KUALA LUMPUR, April 3 — The name Rex Cinema evokes powerful memories for those who recall the heydays of the theatre on Petaling Street (Jalan Sultan).
The original Rex burned down in the 1970s; it was rebuilt and lasted for 25 years before finally ceasing operations in 2002.
Since then, it has had many lives: a backpackers' hostel, migrant housing and even a karaoke shop. There was even a second fire in 2007.
You’d be forgiven if you thought memories are all that remain. After all, how many lives could a phoenix have, even if it keeps rising from the ashes?
Today, the dilapidated building is slowly but surely regaining some of its former glory as it transitions to a new role: that of a space for Malaysian creatives and entrepreneurs.
With a new life, a new name: REXKL.
The team behind this revival is headed by Shin Chang, who runs Mentahmatter Design with his partner Penny Ng; Shin Tseng, the Creative Director of IDEAWORKSHOP; and designer-producer Beatrice Leong.
When the owners of the building decided to end the lease to the previous operators, they approached Shin Chang who then roped in Shin Tseng; together, they are the lead architects for REXKL.

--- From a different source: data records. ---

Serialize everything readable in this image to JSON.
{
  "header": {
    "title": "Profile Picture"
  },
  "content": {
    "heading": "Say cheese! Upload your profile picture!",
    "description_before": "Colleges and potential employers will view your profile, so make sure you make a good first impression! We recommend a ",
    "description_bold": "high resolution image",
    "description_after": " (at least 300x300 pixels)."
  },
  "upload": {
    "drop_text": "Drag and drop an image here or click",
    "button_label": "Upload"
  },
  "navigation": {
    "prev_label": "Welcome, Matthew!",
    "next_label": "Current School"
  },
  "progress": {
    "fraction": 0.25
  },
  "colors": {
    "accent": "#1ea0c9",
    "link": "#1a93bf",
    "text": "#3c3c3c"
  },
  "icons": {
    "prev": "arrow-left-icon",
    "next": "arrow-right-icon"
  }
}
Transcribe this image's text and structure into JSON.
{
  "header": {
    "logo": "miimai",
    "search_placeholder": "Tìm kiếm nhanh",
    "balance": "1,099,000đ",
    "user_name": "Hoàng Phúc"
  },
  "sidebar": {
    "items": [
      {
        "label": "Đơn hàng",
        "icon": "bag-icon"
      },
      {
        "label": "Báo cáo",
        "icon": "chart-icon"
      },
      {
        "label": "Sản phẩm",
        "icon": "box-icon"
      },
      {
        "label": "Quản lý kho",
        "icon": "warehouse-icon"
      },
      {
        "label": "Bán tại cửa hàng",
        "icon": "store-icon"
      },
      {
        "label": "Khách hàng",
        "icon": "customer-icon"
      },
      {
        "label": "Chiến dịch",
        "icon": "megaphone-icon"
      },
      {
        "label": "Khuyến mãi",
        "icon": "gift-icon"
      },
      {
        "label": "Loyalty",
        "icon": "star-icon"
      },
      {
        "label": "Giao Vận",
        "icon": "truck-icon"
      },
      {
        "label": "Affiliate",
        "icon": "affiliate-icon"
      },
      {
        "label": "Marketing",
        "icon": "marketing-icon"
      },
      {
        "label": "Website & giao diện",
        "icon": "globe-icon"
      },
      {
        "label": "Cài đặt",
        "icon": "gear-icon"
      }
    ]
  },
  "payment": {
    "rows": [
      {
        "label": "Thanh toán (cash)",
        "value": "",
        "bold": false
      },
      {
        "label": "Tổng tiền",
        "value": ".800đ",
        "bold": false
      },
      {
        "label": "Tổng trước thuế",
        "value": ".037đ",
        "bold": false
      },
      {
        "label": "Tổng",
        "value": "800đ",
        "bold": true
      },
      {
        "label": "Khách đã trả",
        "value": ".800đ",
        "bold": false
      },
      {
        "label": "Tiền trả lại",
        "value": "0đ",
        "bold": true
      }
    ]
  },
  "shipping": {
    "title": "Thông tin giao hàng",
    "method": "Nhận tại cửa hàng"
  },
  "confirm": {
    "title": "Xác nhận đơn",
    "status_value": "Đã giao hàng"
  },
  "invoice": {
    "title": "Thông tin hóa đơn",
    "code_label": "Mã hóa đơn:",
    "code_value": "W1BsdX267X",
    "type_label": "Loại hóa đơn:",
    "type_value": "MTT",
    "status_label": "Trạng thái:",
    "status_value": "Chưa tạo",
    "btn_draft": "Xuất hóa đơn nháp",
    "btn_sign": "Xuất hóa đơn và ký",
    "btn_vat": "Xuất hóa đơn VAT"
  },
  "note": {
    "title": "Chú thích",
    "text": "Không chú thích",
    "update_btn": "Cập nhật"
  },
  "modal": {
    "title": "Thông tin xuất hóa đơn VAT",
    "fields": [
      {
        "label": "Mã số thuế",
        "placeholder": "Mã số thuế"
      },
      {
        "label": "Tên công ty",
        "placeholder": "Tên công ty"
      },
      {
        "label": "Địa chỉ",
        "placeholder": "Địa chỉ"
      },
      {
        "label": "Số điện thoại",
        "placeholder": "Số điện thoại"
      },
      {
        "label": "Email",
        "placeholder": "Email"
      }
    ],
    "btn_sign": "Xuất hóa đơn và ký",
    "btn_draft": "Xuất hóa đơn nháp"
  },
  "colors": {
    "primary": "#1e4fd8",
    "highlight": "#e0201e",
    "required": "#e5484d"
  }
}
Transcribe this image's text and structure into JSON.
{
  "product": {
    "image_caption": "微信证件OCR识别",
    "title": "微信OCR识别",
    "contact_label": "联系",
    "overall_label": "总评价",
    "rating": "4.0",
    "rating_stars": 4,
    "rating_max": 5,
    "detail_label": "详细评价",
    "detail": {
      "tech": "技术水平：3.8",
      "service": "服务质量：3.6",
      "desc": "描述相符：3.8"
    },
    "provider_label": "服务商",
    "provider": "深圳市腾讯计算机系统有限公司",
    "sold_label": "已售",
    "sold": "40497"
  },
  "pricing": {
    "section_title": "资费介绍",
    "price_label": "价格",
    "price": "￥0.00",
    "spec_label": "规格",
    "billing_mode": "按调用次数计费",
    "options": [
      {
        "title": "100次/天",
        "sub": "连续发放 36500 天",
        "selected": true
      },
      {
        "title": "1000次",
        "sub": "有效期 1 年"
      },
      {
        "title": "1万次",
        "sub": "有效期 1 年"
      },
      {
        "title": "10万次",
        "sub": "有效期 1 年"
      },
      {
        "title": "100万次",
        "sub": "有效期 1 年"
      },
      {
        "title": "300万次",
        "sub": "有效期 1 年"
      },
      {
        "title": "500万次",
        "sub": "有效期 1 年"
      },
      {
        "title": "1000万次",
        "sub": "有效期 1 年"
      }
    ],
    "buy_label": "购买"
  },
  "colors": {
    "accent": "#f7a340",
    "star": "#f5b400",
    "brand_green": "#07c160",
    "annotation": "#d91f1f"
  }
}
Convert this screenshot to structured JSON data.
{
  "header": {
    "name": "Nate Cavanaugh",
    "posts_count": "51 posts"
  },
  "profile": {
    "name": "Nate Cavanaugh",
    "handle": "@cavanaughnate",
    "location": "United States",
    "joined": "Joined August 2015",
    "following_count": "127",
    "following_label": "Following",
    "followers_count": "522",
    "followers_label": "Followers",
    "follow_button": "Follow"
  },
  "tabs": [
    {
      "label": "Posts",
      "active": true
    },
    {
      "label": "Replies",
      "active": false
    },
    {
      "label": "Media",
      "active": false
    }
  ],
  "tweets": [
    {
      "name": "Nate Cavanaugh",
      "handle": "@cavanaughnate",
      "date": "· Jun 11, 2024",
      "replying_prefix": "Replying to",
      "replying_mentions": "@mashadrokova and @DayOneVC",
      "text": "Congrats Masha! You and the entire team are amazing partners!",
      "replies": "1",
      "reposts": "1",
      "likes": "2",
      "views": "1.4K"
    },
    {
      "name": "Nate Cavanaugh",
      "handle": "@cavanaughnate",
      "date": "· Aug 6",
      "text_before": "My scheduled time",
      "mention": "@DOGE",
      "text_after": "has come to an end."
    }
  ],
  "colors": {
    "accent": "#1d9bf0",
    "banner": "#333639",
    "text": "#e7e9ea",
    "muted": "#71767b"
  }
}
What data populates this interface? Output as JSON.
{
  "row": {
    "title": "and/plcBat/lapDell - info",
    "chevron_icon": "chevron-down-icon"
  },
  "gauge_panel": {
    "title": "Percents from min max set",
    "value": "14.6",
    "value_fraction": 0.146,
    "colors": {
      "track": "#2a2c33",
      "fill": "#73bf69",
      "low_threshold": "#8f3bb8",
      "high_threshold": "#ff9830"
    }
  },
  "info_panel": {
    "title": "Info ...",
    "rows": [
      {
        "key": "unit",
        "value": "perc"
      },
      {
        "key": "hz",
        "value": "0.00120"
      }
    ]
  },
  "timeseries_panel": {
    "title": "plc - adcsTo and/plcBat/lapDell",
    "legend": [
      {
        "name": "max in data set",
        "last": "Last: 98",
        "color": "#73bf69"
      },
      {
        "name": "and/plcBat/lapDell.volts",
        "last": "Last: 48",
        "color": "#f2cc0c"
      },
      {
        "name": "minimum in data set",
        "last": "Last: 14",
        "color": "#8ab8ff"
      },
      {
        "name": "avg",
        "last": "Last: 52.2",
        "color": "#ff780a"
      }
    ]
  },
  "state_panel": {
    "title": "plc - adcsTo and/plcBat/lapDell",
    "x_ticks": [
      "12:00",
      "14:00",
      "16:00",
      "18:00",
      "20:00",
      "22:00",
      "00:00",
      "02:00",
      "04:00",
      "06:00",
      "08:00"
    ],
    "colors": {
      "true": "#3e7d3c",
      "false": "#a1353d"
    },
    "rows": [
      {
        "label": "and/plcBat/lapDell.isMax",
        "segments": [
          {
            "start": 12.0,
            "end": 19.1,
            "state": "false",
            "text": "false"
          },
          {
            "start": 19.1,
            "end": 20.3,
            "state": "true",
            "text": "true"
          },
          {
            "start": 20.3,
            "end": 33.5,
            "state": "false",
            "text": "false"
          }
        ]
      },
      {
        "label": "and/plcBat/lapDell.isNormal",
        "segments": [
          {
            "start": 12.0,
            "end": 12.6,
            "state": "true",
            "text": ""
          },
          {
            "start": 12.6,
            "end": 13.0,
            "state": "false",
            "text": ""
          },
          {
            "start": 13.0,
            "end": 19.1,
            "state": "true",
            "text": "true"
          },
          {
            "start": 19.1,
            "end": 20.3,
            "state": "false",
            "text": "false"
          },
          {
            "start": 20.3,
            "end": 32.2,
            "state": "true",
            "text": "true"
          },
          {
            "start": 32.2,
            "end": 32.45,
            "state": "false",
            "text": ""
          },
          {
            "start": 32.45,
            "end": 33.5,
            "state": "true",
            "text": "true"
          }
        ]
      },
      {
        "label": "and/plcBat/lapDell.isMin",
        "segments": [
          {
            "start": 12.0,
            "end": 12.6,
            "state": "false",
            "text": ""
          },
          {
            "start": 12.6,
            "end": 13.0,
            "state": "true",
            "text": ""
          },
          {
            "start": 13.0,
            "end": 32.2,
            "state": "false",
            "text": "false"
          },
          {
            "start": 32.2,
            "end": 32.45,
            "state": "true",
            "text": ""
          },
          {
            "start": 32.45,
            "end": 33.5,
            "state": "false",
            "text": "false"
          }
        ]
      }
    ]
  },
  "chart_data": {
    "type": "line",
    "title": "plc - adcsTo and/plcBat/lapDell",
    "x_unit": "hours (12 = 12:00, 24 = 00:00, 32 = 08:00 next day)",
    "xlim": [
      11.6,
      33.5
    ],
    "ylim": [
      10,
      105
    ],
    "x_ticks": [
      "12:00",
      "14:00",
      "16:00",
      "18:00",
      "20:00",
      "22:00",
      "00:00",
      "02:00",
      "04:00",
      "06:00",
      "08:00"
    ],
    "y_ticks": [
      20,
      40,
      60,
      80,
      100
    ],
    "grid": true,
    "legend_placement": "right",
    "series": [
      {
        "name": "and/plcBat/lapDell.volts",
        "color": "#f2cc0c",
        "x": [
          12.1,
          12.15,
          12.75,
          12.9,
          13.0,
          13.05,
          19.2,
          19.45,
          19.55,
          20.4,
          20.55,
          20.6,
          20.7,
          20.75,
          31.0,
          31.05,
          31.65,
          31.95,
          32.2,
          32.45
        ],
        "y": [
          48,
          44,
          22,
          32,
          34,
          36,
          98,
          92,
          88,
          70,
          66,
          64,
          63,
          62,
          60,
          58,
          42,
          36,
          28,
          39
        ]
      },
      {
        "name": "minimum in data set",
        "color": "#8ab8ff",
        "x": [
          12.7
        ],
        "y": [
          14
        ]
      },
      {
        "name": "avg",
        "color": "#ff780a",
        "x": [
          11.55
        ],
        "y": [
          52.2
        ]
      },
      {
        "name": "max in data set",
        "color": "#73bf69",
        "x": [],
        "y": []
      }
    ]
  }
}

Leong, who strategises content for the project, recalls, “They then sold their idea to some backers, namely Kamil Merican of GDP Architects, Ng Sek San and his group of friends from the Sekeping group, and Joseph Foo of 3nity Design. More than investors, they are advisors and partners who believe in the need to see a revival of a new space to bring people together.”
The project could well be an exercise in philosophy too. When we are surrounded by new buildings that seem to spring up overnight, the team is slowing down to take another look at the existing landscape, to ask what spaces have been abandoned – and more importantly, why?
Leong says, “Buildings were built to house people and lives. What makes some place meaningful isn’t always about how wonderful the physical building is – but its functionality and its context.
"We are not looking to structurally change this building – but to retain it and refurbish it in a way that we return functionality to it and in a new context.”
According to Leong, what made Rex Cinema such a legend was how it became the place where people congregated in Chinatown.
She explains, “There weren’t many cinemas in Kuala Lumpur, and certainly none as big as Rex was. It sat close to 1,300 pax at any one screening, and we all have fond memories of lining up to get a physical ticket, getting snacks at the concession bar, looking for your seat, and a shared experience of watching films with a whole community.”
That sense of community is what is lost, perhaps, when one buys a movie ticket online, tapping it on a scanner, perhaps even purchasing popcorn via an app.
Leong adds, “As we get on with technology, with modern easy living, we move away from being tactile in our experiences and also foregoing everyday human interaction.
"So to us, collectively, Rex Cinema was iconic in such a way, because it was the place that used to connect people together in that part of Kuala Lumpur.”
REXKL is slated to connect people again when it opens in mid-June, with a series of exhibitions as part of Kuala Lumpur Architecture Festival 2019.
The first batch of tenants will also be moving in at the end of that month, filling up the ground floor that used to be the car park as well as the mezzanine level (where the former ticket booth was located), before the building fully opens by September.
Leong says, “Within our complex, we will have bars, restaurants, pop-up retail, a library, a resource centre, a theatre, a screening space and a legacy pastry bakery from Petaling Street itself.
"We all felt the need to preserve this space, not for nostalgic reasons, but the meaning and the context that this building brings to Kuala Lumpur. We want to give meaning back to a forgotten space.”
The restoration of the old Rex Cinema has been a long journey, one that is still ongoing. For Leong and her partners, it was only when they held the REXKL Flower Market in January that they truly felt their vision and plans had finally come to life.
Beyond just flowers, that pop-up hosted a proliferation of other stalls with participants such as Pantun Pins, WonderBrew, My Boba Lab, Happy Fluff and others.
She says, “It was surreal to see this forgotten former car park, still very much a construction site, filled with friends, uncles, aunties and tourists. I think that was when we felt what we are hoping to achieve isn't so far-fetched after all, and there is definitely potential in this building, and it deserves its second chance.”
Perhaps that is the greatest gift the old Rex Cinema has to offer, not only the classic myth of the phoenix rising from its ashes, but the story — the type that leads to opening credits that announce “Based on a true story...” – that we all deserve a second chance.
Isn’t that a story worth celebrating?